Touché Amoré / Tiny Moving Parts Mod Club Theatre, Toronto ON, October 18

Touché Amoré / Tiny Moving Parts Mod Club Theatre, Toronto ON, October 18
Photo: Stephen McGill
Catharsis is post-hardcore's stock and trade, and Touché Amoré delivered one of the genre's most heart-wrenching releases this year with Stage Four. Taking the record — which chronicles singer Jeremy Bolm's mother's fatal struggle with cancer — on the road offers a different kind of emotional release, though, one that fans were more than happy to take part in at the band's Toronto stop. 
After a work-around set from Culture Abuse (two of their guitarists didn't make it across the border), Minnesota's Tiny Moving Parts — whose drummer bore a striking resemblance to Hüsker Dü's Greg Norton — delivered a frenetic set of tunes sitting comfortably between American Football's twinkle and Cap'n Jazz's energetic fits from under a neon sign that proclaimed them "The Parts!" A broken kick-drum pedal threatened to derail the three-piece, but a speedy recovery got things back on track. 
Though the record is only a few weeks old, Touché Amoré wasted no time diving into Stage Four. Album opener "Flowers for You" doubled as set opener, before the band quickly transitioned to Parting the Sea Between Brightness and Me's "~" bucking any doubts that the new, deeply personal material could stand next to the band's larger catalogue. The crowd in the pit were quick to scream along, which Bolm readily encouraged, frequently directing his mic into the faces of crowd-surfers.

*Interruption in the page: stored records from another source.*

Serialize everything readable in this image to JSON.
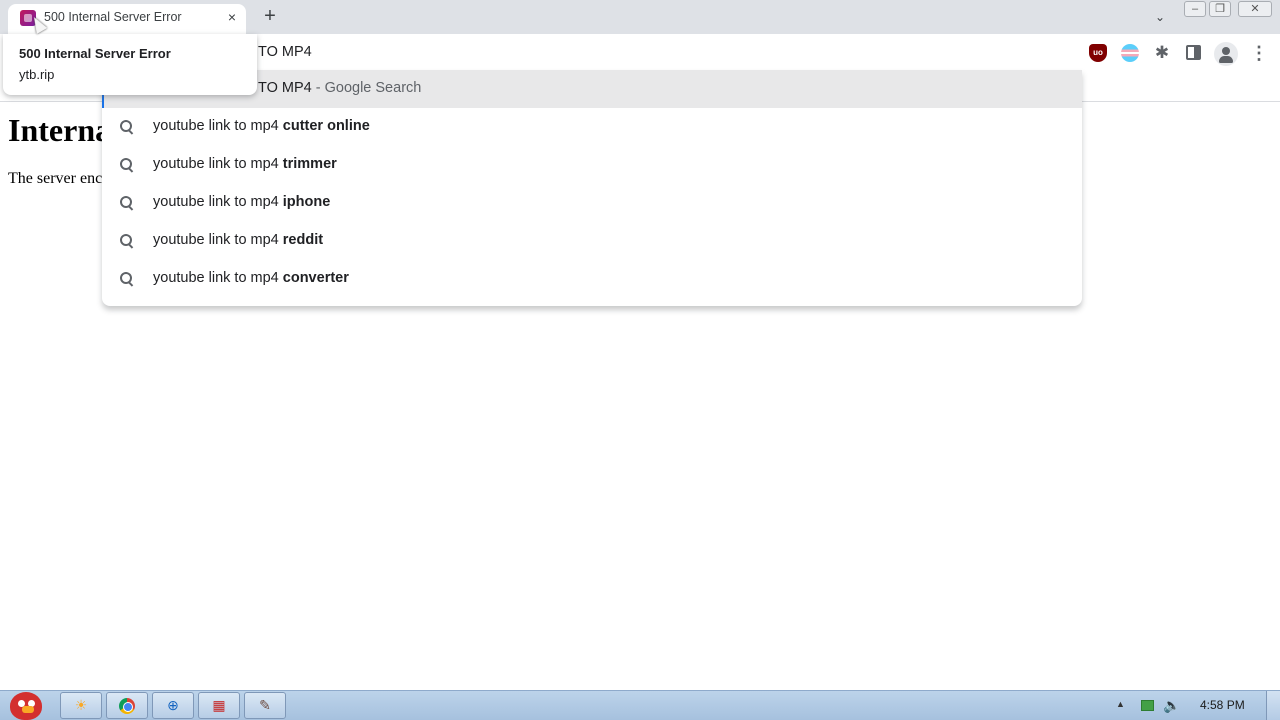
{
  "browser": {
    "tab": {
      "title": "500 Internal Server Error",
      "close_icon": "×",
      "favicon": "ytb-rip-favicon"
    },
    "new_tab_icon": "+",
    "tab_search_icon": "⌄",
    "window_controls": {
      "minimize": "–",
      "restore": "❐",
      "close": "✕"
    },
    "omnibox_text": "TO MP4",
    "extensions": {
      "ublock_label": "uo",
      "puzzle_icon": "✱"
    },
    "menu_icon": "⋮",
    "accent_color": "#1a73e8"
  },
  "hover_card": {
    "title": "500 Internal Server Error",
    "domain": "ytb.rip"
  },
  "suggestions": {
    "selected": {
      "text": "TO MP4",
      "suffix": " - Google Search"
    },
    "items": [
      {
        "prefix": "youtube link to mp4 ",
        "bold": "cutter online"
      },
      {
        "prefix": "youtube link to mp4 ",
        "bold": "trimmer"
      },
      {
        "prefix": "youtube link to mp4 ",
        "bold": "iphone"
      },
      {
        "prefix": "youtube link to mp4 ",
        "bold": "reddit"
      },
      {
        "prefix": "youtube link to mp4 ",
        "bold": "converter"
      }
    ]
  },
  "page": {
    "heading": "Interna",
    "text": "The server enc"
  },
  "taskbar": {
    "clock": "4:58 PM"
  }
}
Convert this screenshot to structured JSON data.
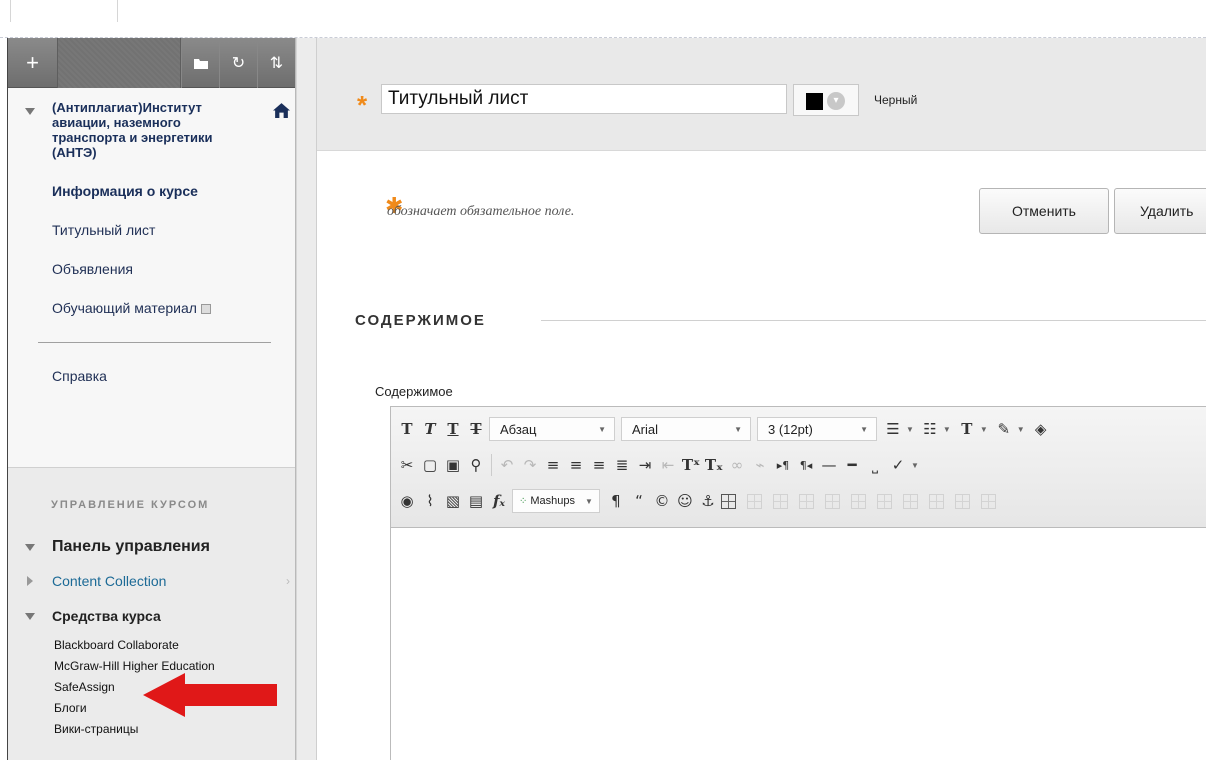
{
  "sidebar": {
    "toolbar": {
      "add_icon": "+",
      "folder_icon": "folder-icon",
      "refresh_icon": "↻",
      "sort_icon": "⇅"
    },
    "course_title": "(Антиплагиат)Институт авиации, наземного транспорта и энергетики (АНТЭ)",
    "items": [
      {
        "label": "Информация о курсе"
      },
      {
        "label": "Титульный лист"
      },
      {
        "label": "Объявления"
      },
      {
        "label": "Обучающий материал"
      },
      {
        "label": "Справка"
      }
    ],
    "management": {
      "title": "УПРАВЛЕНИЕ КУРСОМ",
      "control_panel": "Панель управления",
      "content_collection": "Content Collection",
      "course_tools": "Средства курса",
      "tools": [
        "Blackboard Collaborate",
        "McGraw-Hill Higher Education",
        "SafeAssign",
        "Блоги",
        "Вики-страницы"
      ]
    }
  },
  "main": {
    "title_value": "Титульный лист",
    "color_name": "Черный",
    "color_value": "#000000",
    "required_note": "обозначает обязательное поле.",
    "cancel_label": "Отменить",
    "delete_label": "Удалить",
    "section_title": "СОДЕРЖИМОЕ",
    "content_label": "Содержимое",
    "editor": {
      "paragraph": "Абзац",
      "font": "Arial",
      "size": "3 (12pt)",
      "mashups": "Mashups"
    }
  },
  "colors": {
    "accent_star": "#f08a1a",
    "annotation_arrow": "#e01818"
  }
}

The band's sheer force meant that they needed quick breaks every three to four songs, both to rest and retune, but the Los Angeles quintet cleverly pre-recorded interstitial instrumental passages to ensure the energy and momentum of their performance weren't lost. Though explosive on stage, Bolm is plainspoken in real-life, the juxtaposition always rattling, but it gives his fury a sense of purpose, rather than coming off as just an angry front.

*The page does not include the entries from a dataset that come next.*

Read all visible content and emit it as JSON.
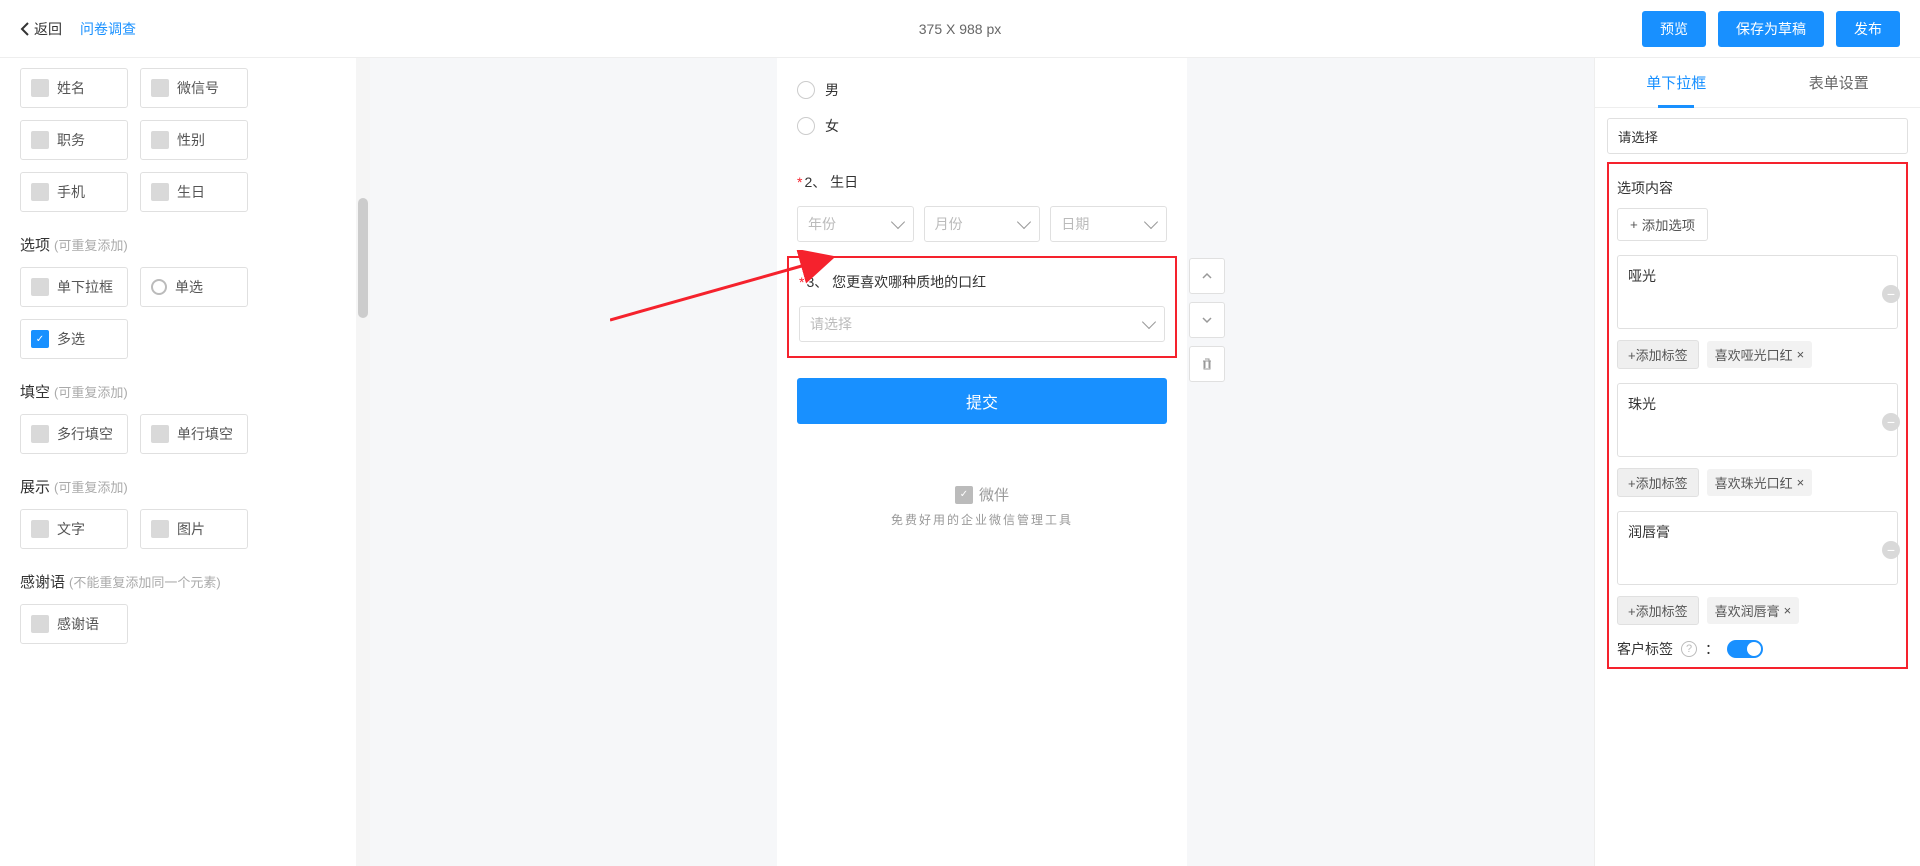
{
  "header": {
    "back": "返回",
    "crumb": "问卷调查",
    "dims": "375 X 988 px",
    "preview": "预览",
    "draft": "保存为草稿",
    "publish": "发布"
  },
  "left": {
    "basic": [
      {
        "icon": "name",
        "label": "姓名"
      },
      {
        "icon": "wechat",
        "label": "微信号"
      },
      {
        "icon": "job",
        "label": "职务"
      },
      {
        "icon": "gender",
        "label": "性别"
      },
      {
        "icon": "phone",
        "label": "手机"
      },
      {
        "icon": "bday",
        "label": "生日"
      }
    ],
    "sect_option": {
      "title": "选项",
      "hint": "(可重复添加)"
    },
    "option": [
      {
        "icon": "dd",
        "label": "单下拉框"
      },
      {
        "icon": "radio",
        "label": "单选"
      },
      {
        "icon": "check",
        "label": "多选",
        "blue": true
      }
    ],
    "sect_fill": {
      "title": "填空",
      "hint": "(可重复添加)"
    },
    "fill": [
      {
        "icon": "multi",
        "label": "多行填空"
      },
      {
        "icon": "single",
        "label": "单行填空"
      }
    ],
    "sect_show": {
      "title": "展示",
      "hint": "(可重复添加)"
    },
    "show": [
      {
        "icon": "text",
        "label": "文字"
      },
      {
        "icon": "img",
        "label": "图片"
      }
    ],
    "sect_thanks": {
      "title": "感谢语",
      "hint": "(不能重复添加同一个元素)"
    },
    "thanks": [
      {
        "icon": "ty",
        "label": "感谢语"
      }
    ]
  },
  "preview": {
    "q1": {
      "opts": [
        "男",
        "女"
      ]
    },
    "q2": {
      "title": "2、 生日",
      "selects": [
        "年份",
        "月份",
        "日期"
      ]
    },
    "q3": {
      "title": "3、 您更喜欢哪种质地的口红",
      "placeholder": "请选择"
    },
    "submit": "提交",
    "brand": "微伴",
    "brand_sub": "免费好用的企业微信管理工具"
  },
  "right": {
    "tab1": "单下拉框",
    "tab2": "表单设置",
    "placeholder_value": "请选择",
    "section_title": "选项内容",
    "add_option": "添加选项",
    "options": [
      {
        "text": "哑光",
        "tag": "喜欢哑光口红"
      },
      {
        "text": "珠光",
        "tag": "喜欢珠光口红"
      },
      {
        "text": "润唇膏",
        "tag": "喜欢润唇膏"
      }
    ],
    "add_tag": "+添加标签",
    "customer_tag": "客户标签"
  }
}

Stage Four numbers were heavily represented and already well known by most in the crowd, but they pulled from across their catalogue, and it was "Just Exist" that elicited perhaps the biggest reaction of the night. Bolm finished their main set by leading an a cappella scream-along to "Honest Sleep," then re-emerged after a brief pause with the band for a two-song encore. Visibly moved by the chanting crowd's desire for "one more song," Bolm described encores as both "strange" and "scary" before finishing the night with "Gravity Metaphorically."